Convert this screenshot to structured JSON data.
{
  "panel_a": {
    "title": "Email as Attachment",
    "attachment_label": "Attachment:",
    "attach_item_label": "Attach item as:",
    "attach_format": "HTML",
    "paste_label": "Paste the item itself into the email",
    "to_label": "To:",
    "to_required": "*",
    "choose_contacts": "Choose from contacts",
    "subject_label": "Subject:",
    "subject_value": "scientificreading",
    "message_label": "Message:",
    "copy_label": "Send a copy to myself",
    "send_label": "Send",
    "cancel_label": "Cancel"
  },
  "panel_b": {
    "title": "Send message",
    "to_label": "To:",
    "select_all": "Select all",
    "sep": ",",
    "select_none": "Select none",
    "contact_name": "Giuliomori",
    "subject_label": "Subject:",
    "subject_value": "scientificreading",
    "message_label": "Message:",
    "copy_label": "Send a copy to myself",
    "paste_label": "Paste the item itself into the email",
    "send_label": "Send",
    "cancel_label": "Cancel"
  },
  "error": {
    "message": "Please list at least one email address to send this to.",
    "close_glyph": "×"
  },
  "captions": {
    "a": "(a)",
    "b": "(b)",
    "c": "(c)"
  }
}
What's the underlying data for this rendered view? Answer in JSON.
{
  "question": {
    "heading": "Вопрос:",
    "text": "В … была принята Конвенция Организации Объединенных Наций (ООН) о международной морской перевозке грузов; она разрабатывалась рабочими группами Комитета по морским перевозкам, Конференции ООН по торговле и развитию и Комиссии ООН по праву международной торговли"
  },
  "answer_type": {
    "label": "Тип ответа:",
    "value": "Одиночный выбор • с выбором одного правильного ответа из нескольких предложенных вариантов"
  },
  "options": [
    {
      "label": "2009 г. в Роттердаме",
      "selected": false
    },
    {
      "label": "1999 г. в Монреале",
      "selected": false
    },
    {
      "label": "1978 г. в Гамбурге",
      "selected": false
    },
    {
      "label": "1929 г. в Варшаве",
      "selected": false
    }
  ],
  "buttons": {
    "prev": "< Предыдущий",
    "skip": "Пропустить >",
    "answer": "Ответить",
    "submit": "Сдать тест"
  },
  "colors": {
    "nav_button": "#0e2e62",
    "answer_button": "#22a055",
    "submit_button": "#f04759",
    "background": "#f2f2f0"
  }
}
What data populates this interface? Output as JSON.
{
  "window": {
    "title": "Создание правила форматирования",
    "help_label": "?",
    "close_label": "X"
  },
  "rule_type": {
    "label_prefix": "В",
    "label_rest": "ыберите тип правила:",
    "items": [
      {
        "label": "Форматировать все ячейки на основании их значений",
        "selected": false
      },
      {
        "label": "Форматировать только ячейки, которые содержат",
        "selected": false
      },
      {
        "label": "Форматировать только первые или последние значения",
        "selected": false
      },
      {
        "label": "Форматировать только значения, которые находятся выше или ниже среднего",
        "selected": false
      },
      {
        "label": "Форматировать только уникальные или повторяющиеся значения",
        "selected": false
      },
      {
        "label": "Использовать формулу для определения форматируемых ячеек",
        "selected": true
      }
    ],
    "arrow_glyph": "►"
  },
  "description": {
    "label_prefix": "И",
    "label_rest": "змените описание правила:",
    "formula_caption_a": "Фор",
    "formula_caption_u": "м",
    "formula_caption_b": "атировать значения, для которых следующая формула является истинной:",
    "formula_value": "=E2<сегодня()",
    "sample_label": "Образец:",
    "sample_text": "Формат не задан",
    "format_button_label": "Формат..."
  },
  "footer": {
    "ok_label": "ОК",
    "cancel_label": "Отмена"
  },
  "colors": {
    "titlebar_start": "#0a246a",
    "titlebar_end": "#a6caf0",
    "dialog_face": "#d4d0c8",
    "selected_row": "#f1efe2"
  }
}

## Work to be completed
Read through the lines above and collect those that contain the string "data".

## Exercise output
Convert this screenshot to structured JSON data.
What's the underlying data for this rendered view? Answer in JSON.
What data populates this interface? Output as JSON.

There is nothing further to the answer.